ENTRIES SHOWN

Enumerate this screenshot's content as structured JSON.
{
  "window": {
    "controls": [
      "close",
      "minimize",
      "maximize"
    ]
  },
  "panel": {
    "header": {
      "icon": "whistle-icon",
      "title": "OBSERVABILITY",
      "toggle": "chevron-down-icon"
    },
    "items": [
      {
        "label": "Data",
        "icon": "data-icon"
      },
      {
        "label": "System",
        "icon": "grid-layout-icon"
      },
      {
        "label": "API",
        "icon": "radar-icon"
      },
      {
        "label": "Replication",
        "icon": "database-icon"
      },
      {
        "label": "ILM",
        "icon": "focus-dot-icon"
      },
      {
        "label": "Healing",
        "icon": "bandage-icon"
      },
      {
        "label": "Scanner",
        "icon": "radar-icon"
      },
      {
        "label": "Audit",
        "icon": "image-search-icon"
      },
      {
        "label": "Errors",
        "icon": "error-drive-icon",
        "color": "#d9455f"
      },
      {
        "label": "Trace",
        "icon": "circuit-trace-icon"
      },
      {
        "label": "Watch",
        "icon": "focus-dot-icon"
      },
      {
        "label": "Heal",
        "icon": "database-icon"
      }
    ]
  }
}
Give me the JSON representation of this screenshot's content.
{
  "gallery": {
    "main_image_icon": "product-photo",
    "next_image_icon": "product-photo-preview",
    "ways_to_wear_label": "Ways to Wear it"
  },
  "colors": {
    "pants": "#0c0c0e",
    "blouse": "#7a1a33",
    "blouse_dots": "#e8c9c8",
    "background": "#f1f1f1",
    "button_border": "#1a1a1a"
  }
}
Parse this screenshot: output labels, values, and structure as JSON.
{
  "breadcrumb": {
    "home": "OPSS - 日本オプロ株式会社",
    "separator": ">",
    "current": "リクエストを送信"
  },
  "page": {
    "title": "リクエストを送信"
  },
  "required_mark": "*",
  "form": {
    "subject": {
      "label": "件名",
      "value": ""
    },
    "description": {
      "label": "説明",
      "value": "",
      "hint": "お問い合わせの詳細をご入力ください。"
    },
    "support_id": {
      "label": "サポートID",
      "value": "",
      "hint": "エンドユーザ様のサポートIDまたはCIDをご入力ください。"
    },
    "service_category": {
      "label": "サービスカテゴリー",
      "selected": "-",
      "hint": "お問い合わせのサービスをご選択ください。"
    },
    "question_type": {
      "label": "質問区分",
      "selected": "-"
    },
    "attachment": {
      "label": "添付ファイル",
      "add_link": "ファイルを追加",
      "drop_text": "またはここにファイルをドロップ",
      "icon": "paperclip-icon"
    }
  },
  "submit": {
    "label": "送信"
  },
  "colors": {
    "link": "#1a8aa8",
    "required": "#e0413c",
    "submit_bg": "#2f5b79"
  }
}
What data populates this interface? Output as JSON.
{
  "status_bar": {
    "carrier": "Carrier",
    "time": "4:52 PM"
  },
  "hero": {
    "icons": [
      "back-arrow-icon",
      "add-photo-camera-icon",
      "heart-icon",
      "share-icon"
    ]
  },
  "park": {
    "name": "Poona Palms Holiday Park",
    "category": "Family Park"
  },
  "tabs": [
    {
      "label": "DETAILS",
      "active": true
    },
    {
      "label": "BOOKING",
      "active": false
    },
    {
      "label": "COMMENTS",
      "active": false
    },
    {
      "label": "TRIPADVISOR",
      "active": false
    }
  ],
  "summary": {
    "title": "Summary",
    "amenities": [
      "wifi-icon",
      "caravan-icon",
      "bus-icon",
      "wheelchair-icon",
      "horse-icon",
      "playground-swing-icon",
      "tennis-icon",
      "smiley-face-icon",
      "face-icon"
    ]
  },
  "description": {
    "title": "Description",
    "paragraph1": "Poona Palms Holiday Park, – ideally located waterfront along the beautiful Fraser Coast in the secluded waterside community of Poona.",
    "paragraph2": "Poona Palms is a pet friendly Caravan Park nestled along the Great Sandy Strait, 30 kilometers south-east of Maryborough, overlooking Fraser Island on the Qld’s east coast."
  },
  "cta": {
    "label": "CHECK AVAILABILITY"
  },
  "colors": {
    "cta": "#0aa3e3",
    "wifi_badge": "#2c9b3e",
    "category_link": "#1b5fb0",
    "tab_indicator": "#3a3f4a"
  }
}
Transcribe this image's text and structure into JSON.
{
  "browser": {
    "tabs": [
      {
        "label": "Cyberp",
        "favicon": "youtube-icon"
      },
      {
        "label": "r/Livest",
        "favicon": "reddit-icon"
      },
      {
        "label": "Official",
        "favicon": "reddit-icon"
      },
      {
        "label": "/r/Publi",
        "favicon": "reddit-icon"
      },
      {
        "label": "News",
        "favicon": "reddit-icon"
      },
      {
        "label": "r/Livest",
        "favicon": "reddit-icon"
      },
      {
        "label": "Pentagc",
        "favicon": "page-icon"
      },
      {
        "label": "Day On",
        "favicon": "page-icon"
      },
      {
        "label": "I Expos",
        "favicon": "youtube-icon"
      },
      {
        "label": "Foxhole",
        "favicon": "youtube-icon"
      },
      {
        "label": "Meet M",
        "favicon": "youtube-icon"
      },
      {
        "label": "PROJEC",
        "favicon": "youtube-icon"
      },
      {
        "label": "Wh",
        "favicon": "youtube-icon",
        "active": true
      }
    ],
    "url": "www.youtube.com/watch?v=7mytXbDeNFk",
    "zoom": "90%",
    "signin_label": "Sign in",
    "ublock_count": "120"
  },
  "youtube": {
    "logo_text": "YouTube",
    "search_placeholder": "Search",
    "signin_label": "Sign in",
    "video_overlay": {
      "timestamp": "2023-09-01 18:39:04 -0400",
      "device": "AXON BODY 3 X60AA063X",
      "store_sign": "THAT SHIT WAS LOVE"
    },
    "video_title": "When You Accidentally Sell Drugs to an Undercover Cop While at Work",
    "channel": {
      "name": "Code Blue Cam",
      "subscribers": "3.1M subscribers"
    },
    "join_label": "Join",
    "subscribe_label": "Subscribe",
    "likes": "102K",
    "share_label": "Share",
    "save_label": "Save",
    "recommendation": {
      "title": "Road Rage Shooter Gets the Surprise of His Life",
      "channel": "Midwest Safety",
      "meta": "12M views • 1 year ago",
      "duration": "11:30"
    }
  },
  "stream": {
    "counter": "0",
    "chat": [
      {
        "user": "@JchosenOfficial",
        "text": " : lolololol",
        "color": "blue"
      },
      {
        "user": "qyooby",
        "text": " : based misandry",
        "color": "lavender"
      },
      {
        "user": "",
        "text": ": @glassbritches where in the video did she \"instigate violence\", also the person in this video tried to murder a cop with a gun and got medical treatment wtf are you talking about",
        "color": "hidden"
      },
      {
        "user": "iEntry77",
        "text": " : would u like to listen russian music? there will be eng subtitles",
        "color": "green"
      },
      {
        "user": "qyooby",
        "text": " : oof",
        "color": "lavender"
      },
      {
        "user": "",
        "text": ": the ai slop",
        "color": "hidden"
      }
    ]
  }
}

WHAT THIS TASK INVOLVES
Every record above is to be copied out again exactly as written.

OUTPUT FOR THIS EXERCISE
Enumerate this screenshot's content as structured JSON.
{
  "window": {
    "controls": [
      "close",
      "minimize",
      "maximize"
    ]
  },
  "panel": {
    "header": {
      "icon": "whistle-icon",
      "title": "OBSERVABILITY",
      "toggle": "chevron-down-icon"
    },
    "items": [
      {
        "label": "Data",
        "icon": "data-icon"
      },
      {
        "label": "System",
        "icon": "grid-layout-icon"
      },
      {
        "label": "API",
        "icon": "radar-icon"
      },
      {
        "label": "Replication",
        "icon": "database-icon"
      },
      {
        "label": "ILM",
        "icon": "focus-dot-icon"
      },
      {
        "label": "Healing",
        "icon": "bandage-icon"
      },
      {
        "label": "Scanner",
        "icon": "radar-icon"
      },
      {
        "label": "Audit",
        "icon": "image-search-icon"
      },
      {
        "label": "Errors",
        "icon": "error-drive-icon",
        "color": "#d9455f"
      },
      {
        "label": "Trace",
        "icon": "circuit-trace-icon"
      },
      {
        "label": "Watch",
        "icon": "focus-dot-icon"
      },
      {
        "label": "Heal",
        "icon": "database-icon"
      }
    ]
  }
}
Give me the JSON representation of this screenshot's content.
{
  "gallery": {
    "main_image_icon": "product-photo",
    "next_image_icon": "product-photo-preview",
    "ways_to_wear_label": "Ways to Wear it"
  },
  "colors": {
    "pants": "#0c0c0e",
    "blouse": "#7a1a33",
    "blouse_dots": "#e8c9c8",
    "background": "#f1f1f1",
    "button_border": "#1a1a1a"
  }
}
Parse this screenshot: output labels, values, and structure as JSON.
{
  "breadcrumb": {
    "home": "OPSS - 日本オプロ株式会社",
    "separator": ">",
    "current": "リクエストを送信"
  },
  "page": {
    "title": "リクエストを送信"
  },
  "required_mark": "*",
  "form": {
    "subject": {
      "label": "件名",
      "value": ""
    },
    "description": {
      "label": "説明",
      "value": "",
      "hint": "お問い合わせの詳細をご入力ください。"
    },
    "support_id": {
      "label": "サポートID",
      "value": "",
      "hint": "エンドユーザ様のサポートIDまたはCIDをご入力ください。"
    },
    "service_category": {
      "label": "サービスカテゴリー",
      "selected": "-",
      "hint": "お問い合わせのサービスをご選択ください。"
    },
    "question_type": {
      "label": "質問区分",
      "selected": "-"
    },
    "attachment": {
      "label": "添付ファイル",
      "add_link": "ファイルを追加",
      "drop_text": "またはここにファイルをドロップ",
      "icon": "paperclip-icon"
    }
  },
  "submit": {
    "label": "送信"
  },
  "colors": {
    "link": "#1a8aa8",
    "required": "#e0413c",
    "submit_bg": "#2f5b79"
  }
}
What data populates this interface? Output as JSON.
{
  "status_bar": {
    "carrier": "Carrier",
    "time": "4:52 PM"
  },
  "hero": {
    "icons": [
      "back-arrow-icon",
      "add-photo-camera-icon",
      "heart-icon",
      "share-icon"
    ]
  },
  "park": {
    "name": "Poona Palms Holiday Park",
    "category": "Family Park"
  },
  "tabs": [
    {
      "label": "DETAILS",
      "active": true
    },
    {
      "label": "BOOKING",
      "active": false
    },
    {
      "label": "COMMENTS",
      "active": false
    },
    {
      "label": "TRIPADVISOR",
      "active": false
    }
  ],
  "summary": {
    "title": "Summary",
    "amenities": [
      "wifi-icon",
      "caravan-icon",
      "bus-icon",
      "wheelchair-icon",
      "horse-icon",
      "playground-swing-icon",
      "tennis-icon",
      "smiley-face-icon",
      "face-icon"
    ]
  },
  "description": {
    "title": "Description",
    "paragraph1": "Poona Palms Holiday Park, – ideally located waterfront along the beautiful Fraser Coast in the secluded waterside community of Poona.",
    "paragraph2": "Poona Palms is a pet friendly Caravan Park nestled along the Great Sandy Strait, 30 kilometers south-east of Maryborough, overlooking Fraser Island on the Qld’s east coast."
  },
  "cta": {
    "label": "CHECK AVAILABILITY"
  },
  "colors": {
    "cta": "#0aa3e3",
    "wifi_badge": "#2c9b3e",
    "category_link": "#1b5fb0",
    "tab_indicator": "#3a3f4a"
  }
}
Transcribe this image's text and structure into JSON.
{
  "browser": {
    "tabs": [
      {
        "label": "Cyberp",
        "favicon": "youtube-icon"
      },
      {
        "label": "r/Livest",
        "favicon": "reddit-icon"
      },
      {
        "label": "Official",
        "favicon": "reddit-icon"
      },
      {
        "label": "/r/Publi",
        "favicon": "reddit-icon"
      },
      {
        "label": "News",
        "favicon": "reddit-icon"
      },
      {
        "label": "r/Livest",
        "favicon": "reddit-icon"
      },
      {
        "label": "Pentagc",
        "favicon": "page-icon"
      },
      {
        "label": "Day On",
        "favicon": "page-icon"
      },
      {
        "label": "I Expos",
        "favicon": "youtube-icon"
      },
      {
        "label": "Foxhole",
        "favicon": "youtube-icon"
      },
      {
        "label": "Meet M",
        "favicon": "youtube-icon"
      },
      {
        "label": "PROJEC",
        "favicon": "youtube-icon"
      },
      {
        "label": "Wh",
        "favicon": "youtube-icon",
        "active": true
      }
    ],
    "url": "www.youtube.com/watch?v=7mytXbDeNFk",
    "zoom": "90%",
    "signin_label": "Sign in",
    "ublock_count": "120"
  },
  "youtube": {
    "logo_text": "YouTube",
    "search_placeholder": "Search",
    "signin_label": "Sign in",
    "video_overlay": {
      "timestamp": "2023-09-01 18:39:04 -0400",
      "device": "AXON BODY 3 X60AA063X",
      "store_sign": "THAT SHIT WAS LOVE"
    },
    "video_title": "When You Accidentally Sell Drugs to an Undercover Cop While at Work",
    "channel": {
      "name": "Code Blue Cam",
      "subscribers": "3.1M subscribers"
    },
    "join_label": "Join",
    "subscribe_label": "Subscribe",
    "likes": "102K",
    "share_label": "Share",
    "save_label": "Save",
    "recommendation": {
      "title": "Road Rage Shooter Gets the Surprise of His Life",
      "channel": "Midwest Safety",
      "meta": "12M views • 1 year ago",
      "duration": "11:30"
    }
  },
  "stream": {
    "counter": "0",
    "chat": [
      {
        "user": "@JchosenOfficial",
        "text": " : lolololol",
        "color": "blue"
      },
      {
        "user": "qyooby",
        "text": " : based misandry",
        "color": "lavender"
      },
      {
        "user": "",
        "text": ": @glassbritches where in the video did she \"instigate violence\", also the person in this video tried to murder a cop with a gun and got medical treatment wtf are you talking about",
        "color": "hidden"
      },
      {
        "user": "iEntry77",
        "text": " : would u like to listen russian music? there will be eng subtitles",
        "color": "green"
      },
      {
        "user": "qyooby",
        "text": " : oof",
        "color": "lavender"
      },
      {
        "user": "",
        "text": ": the ai slop",
        "color": "hidden"
      }
    ]
  }
}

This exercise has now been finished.